- Posted May 29, 2012 by
This iReport is part of an assignment:
City smackdown: Portland
Why Portland Thumps Seattle
PARKS & RECREATION Portland has over 10,000 acres of park space within it's city limits. Compare that to Seattle which only has 6,700. Both Washington and Forest Park feature miles of hiking trails, temperate rain forests and award winning Rose and Japanese Gardens. Downtown Portland also contains plenty of parks and plazas. Keller, Salmon Springs and Jamison Square contain large fountains for kids to play in on hot summer days and adjacent Waterfront Park gives sweeping views of downtown and Mt Hood hosts many concerts and festivities.
TRANSPORTATION Portland has over 56 miles of mass transit that criss-cross the entire metropolitan area via an extensive light rail and streetcar network. Seattle has only 17 mass transit miles that run from the airport to downtown and a dilapidated monorail. Portland is one of the top bicycling cities in America and 5.4% of commuters use bicycle transit. Seattle bicycle commuters are nearly half that at 2.8%.
SKIING & HIKING Portland ski resorts boast the largest night ski area (SkiBowl) in America and the longest ski season in America (Timberline). Seattle resorts have no distinguished titles. The Portland area also boasts hundreds of spectacular waterfalls within close proximity, 77 of which reside in the nearby Columbia Gorge National Scenic area. Portland is also closer to the most famous Volcano in the continental US, Mt St Helens. You'd have to travel twice as far from Seattle.

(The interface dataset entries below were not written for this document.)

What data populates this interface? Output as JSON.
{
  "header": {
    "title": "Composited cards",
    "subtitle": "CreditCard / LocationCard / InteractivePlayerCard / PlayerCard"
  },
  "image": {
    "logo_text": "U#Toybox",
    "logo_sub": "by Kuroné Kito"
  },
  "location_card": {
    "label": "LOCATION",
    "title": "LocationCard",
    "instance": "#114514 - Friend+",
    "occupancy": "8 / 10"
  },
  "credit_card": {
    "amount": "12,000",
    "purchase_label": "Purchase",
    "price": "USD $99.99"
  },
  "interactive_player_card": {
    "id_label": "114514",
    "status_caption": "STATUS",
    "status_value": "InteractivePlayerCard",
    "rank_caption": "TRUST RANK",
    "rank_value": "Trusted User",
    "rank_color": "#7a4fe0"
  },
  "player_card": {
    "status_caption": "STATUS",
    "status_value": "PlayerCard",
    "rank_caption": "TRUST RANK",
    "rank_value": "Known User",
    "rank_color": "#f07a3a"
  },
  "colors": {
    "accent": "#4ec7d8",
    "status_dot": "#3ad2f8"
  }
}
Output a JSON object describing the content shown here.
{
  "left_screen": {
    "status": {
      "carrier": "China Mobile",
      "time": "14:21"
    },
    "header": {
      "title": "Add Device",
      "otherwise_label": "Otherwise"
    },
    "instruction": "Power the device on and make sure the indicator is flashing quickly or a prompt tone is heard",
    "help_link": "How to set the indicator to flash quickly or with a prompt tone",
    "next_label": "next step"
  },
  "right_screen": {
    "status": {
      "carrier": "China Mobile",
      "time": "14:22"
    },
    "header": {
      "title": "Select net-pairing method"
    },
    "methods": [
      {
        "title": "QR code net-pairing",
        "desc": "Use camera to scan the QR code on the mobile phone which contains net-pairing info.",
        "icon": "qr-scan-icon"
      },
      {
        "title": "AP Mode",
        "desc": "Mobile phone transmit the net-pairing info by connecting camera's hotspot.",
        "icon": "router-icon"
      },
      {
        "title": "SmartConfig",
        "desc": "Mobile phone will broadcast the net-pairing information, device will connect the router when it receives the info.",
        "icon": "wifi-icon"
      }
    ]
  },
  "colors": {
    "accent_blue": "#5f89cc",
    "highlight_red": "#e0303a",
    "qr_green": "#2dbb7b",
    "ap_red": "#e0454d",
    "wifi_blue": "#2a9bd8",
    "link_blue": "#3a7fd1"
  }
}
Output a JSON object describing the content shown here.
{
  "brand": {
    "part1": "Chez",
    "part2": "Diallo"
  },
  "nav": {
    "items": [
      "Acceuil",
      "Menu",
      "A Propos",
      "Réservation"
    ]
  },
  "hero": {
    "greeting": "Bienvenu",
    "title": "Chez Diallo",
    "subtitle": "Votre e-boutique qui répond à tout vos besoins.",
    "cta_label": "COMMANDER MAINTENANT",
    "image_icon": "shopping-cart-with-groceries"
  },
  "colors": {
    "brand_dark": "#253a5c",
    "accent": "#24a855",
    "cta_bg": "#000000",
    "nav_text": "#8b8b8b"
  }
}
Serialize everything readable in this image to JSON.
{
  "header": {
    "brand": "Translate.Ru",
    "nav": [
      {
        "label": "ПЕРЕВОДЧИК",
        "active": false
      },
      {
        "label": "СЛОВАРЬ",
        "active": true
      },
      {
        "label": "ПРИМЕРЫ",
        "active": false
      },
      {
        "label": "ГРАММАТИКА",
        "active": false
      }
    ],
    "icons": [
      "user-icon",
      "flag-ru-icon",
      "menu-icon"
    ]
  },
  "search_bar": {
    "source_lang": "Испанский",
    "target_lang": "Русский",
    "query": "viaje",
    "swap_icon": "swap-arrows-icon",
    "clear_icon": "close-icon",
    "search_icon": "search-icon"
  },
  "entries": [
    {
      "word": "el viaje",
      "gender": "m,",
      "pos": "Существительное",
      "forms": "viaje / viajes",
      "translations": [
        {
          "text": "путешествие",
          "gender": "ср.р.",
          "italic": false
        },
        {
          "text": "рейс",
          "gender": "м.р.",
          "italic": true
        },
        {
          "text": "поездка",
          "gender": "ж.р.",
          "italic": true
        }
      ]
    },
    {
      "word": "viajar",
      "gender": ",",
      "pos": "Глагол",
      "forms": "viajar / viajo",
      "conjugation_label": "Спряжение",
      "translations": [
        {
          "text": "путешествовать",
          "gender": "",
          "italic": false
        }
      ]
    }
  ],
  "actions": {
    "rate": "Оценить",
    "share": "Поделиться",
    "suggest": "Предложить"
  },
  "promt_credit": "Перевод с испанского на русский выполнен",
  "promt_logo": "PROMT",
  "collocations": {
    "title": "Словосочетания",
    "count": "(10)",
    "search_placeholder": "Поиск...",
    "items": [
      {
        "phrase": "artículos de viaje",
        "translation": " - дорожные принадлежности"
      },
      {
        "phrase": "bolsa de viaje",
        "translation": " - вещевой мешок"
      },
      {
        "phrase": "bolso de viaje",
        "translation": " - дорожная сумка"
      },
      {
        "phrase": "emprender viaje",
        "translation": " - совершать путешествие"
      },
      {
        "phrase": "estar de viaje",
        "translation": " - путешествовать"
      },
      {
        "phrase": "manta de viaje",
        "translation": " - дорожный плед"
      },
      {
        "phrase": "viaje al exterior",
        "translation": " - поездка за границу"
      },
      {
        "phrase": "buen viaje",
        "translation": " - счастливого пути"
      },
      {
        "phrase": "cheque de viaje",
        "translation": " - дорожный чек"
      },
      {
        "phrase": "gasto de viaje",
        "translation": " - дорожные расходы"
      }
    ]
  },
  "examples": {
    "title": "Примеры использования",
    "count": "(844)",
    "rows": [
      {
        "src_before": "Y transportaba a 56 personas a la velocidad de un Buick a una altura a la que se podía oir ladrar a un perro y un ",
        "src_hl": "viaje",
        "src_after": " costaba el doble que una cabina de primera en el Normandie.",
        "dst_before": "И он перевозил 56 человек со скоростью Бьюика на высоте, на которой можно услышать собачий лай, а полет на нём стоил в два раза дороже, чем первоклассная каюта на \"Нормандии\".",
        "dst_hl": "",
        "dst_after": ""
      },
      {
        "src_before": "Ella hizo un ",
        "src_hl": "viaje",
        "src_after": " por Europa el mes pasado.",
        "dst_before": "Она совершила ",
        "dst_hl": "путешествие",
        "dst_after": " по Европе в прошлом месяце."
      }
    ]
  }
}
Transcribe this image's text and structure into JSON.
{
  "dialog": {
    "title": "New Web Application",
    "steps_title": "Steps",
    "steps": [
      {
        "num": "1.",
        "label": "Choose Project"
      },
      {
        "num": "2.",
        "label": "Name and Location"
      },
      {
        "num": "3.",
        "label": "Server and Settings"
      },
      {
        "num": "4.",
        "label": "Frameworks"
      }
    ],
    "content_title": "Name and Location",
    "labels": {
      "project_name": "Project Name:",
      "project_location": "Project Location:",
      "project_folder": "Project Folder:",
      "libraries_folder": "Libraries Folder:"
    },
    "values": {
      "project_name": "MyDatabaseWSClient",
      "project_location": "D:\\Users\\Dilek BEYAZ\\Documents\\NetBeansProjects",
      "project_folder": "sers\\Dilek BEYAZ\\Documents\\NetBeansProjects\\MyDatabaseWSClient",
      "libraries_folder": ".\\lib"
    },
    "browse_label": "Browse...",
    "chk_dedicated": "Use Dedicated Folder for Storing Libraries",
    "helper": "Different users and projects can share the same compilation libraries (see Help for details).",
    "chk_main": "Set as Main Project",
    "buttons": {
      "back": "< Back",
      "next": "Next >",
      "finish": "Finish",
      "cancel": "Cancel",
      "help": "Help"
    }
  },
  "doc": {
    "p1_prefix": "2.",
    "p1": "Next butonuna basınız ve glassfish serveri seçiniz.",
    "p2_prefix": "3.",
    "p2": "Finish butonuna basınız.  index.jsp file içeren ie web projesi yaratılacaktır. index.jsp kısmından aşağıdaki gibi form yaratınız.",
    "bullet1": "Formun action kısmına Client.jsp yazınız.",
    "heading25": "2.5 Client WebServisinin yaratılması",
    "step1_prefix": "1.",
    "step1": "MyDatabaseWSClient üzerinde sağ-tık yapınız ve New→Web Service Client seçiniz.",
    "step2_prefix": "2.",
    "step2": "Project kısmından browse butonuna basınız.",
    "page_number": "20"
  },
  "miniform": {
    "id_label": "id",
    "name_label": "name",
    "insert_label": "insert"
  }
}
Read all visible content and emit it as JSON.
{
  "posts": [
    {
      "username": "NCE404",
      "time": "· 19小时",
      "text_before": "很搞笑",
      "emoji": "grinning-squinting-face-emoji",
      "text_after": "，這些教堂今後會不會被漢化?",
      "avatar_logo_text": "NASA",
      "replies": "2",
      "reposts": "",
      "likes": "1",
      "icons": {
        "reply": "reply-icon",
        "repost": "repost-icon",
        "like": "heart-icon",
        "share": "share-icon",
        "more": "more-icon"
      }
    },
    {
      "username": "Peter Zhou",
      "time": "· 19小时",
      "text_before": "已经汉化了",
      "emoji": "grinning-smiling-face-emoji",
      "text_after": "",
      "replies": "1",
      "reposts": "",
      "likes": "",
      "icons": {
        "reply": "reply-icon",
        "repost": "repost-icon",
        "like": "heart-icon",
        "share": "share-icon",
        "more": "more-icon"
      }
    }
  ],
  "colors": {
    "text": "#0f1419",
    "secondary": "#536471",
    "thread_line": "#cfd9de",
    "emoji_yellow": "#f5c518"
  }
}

WINE & FOOD The Portland area is home to hundreds of award winning wineries and is known for it's ability to grow the finicky Pinot Noir. Want world class wineries in Seattle? Try driving over the Cascade Mountains. Portland's proximity to the Willamette Valley, one of the best growing areas in America and the lure of those that travelled on the Oregon Trail, allow it's Summer markets to be full of fresh local produce. Seattle's idea of fresh food is throwing raw fish around at Pikes Place Market.
WATER ACTIVITIES You would think with all the water around Seattle, it would at least excel at this, but what locals won't tell you is that the Puget Sound is a toe-numbing 53 degrees in the summer months and it's lakes are generally too windy for water skiing or wake boarding. Portland sits at the confluence of four major rivers. On any given day you can find kayakers and bird watchers on the slow moving Tualatin, rafters and tubers on the swift moving Clackamas, anglers and skiers on the close-in Willamette, and sunbathers and swimmers on the sandy banks of the mighty Columbia.
WEATHER Portland's highs average 81 degrees in the summer. Seattle averages only 76 degrees, that's barely warm enough to take off the pants! In addition to being warmer, Portland boasts more sunshine hours per year and half the average snowfall of it's colder neighbor to the north.
CULTURE Seattle would like to think itself a more cultured city just because it's bigger, but Portland boasts it's own world-class restaurants and museums that rival anything Seattle has to offer, and it's music scene is just as vibrant. Seattle also lost itself in it's pursuit for international recognition. Whatever unique culture it once had died with Grunge music and was transplanted by corporate America. Portland continues to nurture a unique counter-culture and a vibe all it's own. It's no wonder Seattle is backdrop of a generic melodrama Grey's Anatomy while Portland plays front and center in quirky shows like Portlandia and Grimm.
Seattle Magazine ran an article a couple of years ago encouraging it's artist not to defect to Portland. It's top reason to stay... it has a bigger mountain. Yes, Seattle, you do have a bigger mountain.